#### BRIEF:
The result should be every line in the material below containing the string "title".

#### MATERIAL FOR THIS EXERCISE:
===============

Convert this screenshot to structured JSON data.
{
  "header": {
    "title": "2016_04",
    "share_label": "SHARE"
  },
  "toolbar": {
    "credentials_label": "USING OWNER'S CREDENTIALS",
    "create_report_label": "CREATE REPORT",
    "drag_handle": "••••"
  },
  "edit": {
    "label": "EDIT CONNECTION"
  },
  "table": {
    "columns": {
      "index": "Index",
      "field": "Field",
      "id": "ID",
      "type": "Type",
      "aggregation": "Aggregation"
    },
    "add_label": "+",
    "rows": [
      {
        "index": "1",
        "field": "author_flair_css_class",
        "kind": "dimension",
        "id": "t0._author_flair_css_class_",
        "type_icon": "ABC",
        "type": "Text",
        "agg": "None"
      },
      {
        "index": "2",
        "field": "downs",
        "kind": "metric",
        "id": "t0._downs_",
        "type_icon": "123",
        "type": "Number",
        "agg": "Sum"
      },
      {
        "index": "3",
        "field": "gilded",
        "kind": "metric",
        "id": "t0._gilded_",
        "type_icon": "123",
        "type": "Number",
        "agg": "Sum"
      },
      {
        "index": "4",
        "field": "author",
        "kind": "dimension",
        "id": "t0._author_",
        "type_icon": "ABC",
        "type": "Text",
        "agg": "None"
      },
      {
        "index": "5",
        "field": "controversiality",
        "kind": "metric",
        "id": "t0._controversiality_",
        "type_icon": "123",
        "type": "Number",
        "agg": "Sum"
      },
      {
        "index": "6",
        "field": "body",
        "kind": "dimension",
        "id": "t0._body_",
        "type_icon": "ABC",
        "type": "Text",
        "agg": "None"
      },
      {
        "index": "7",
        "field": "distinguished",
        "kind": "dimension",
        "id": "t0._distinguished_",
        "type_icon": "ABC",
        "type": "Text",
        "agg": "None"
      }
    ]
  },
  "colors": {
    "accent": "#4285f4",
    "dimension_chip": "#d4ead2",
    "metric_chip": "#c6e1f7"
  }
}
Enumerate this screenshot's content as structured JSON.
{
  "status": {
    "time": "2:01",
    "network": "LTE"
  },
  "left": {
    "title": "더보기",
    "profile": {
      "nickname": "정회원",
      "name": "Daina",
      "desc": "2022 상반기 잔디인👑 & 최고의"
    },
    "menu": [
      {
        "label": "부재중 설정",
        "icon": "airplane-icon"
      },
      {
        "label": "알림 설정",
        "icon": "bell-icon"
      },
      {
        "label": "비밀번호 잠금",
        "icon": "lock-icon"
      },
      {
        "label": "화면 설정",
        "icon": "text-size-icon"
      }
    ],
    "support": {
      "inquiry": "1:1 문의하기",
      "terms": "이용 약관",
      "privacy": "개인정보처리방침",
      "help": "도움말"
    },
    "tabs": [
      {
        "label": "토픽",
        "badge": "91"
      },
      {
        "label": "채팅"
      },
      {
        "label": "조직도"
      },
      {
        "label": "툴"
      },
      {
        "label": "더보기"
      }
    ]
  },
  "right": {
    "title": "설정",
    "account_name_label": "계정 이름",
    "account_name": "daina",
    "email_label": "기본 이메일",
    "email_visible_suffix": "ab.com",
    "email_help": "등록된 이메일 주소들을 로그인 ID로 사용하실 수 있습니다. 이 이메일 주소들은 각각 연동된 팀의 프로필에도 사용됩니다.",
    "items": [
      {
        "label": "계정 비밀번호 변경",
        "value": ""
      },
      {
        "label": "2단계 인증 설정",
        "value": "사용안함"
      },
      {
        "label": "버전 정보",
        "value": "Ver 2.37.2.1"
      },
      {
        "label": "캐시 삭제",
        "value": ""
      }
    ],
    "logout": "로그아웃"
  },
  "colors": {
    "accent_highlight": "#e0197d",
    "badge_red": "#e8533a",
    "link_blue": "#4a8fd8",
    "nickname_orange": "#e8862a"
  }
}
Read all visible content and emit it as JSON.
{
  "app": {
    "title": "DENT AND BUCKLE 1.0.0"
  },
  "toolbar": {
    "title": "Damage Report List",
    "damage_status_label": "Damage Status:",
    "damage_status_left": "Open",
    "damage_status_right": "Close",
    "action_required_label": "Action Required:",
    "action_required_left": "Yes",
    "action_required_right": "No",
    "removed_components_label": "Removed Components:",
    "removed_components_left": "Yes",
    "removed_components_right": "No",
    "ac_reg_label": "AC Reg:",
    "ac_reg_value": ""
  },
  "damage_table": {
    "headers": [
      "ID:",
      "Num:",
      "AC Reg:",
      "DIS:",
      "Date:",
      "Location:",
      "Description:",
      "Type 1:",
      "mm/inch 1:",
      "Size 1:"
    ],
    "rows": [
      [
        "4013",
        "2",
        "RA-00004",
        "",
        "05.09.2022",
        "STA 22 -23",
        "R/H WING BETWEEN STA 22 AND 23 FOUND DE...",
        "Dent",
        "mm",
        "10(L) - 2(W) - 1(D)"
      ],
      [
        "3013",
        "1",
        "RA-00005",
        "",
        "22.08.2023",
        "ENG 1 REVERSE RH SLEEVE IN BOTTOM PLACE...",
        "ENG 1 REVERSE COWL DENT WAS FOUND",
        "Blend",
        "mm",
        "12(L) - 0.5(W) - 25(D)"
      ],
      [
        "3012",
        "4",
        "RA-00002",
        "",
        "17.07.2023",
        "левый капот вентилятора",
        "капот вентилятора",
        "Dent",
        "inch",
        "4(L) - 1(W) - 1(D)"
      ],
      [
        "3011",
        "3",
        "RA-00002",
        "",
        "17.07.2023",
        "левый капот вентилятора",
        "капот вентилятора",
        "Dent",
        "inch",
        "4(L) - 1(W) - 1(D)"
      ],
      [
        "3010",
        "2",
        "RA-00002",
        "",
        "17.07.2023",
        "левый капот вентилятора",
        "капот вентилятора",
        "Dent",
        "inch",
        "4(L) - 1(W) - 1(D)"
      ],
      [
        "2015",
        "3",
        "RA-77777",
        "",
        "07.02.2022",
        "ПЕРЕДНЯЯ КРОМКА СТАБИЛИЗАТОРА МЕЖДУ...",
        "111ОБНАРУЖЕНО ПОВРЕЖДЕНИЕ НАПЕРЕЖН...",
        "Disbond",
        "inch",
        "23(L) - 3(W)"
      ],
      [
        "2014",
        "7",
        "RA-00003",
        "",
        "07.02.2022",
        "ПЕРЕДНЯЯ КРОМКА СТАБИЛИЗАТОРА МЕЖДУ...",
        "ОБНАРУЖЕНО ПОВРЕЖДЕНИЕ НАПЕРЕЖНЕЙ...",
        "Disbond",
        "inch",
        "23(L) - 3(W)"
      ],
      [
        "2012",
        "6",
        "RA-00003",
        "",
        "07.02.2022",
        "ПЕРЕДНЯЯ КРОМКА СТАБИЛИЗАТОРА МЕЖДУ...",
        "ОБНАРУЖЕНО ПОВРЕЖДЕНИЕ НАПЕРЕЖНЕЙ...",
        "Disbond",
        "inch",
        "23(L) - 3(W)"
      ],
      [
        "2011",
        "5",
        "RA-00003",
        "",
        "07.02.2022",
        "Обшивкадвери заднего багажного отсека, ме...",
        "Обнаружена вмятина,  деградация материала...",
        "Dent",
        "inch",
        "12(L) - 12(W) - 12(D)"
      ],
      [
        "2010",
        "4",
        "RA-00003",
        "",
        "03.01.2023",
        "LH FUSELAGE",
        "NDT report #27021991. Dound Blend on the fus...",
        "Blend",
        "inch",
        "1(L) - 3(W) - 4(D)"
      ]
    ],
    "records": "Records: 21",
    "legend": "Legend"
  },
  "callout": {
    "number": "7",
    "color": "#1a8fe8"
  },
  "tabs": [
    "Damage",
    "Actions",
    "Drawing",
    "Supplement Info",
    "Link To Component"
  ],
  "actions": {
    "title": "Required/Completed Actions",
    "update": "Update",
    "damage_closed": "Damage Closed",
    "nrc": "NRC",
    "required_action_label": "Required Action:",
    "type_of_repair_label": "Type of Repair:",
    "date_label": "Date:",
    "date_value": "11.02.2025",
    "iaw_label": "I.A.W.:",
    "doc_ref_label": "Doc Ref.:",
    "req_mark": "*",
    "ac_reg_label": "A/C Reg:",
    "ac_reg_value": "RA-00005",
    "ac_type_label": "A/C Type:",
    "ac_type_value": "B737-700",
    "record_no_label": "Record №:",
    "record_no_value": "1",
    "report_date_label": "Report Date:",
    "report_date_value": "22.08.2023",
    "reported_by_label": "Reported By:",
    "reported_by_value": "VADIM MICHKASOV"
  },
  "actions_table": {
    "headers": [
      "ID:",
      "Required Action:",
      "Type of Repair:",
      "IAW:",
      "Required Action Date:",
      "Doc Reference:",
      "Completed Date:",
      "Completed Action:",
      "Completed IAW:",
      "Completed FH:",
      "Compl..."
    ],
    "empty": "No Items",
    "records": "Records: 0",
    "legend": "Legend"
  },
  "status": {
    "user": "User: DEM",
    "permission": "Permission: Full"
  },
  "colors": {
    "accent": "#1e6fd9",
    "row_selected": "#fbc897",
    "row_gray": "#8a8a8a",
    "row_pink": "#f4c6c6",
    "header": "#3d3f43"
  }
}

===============

#### RESPONSE FOR THIS EXERCISE:
    "title": "2016_04",
    "title": "더보기",
    "title": "설정",
    "title": "DENT AND BUCKLE 1.0.0"
    "title": "Damage Report List",
    "title": "Required/Completed Actions",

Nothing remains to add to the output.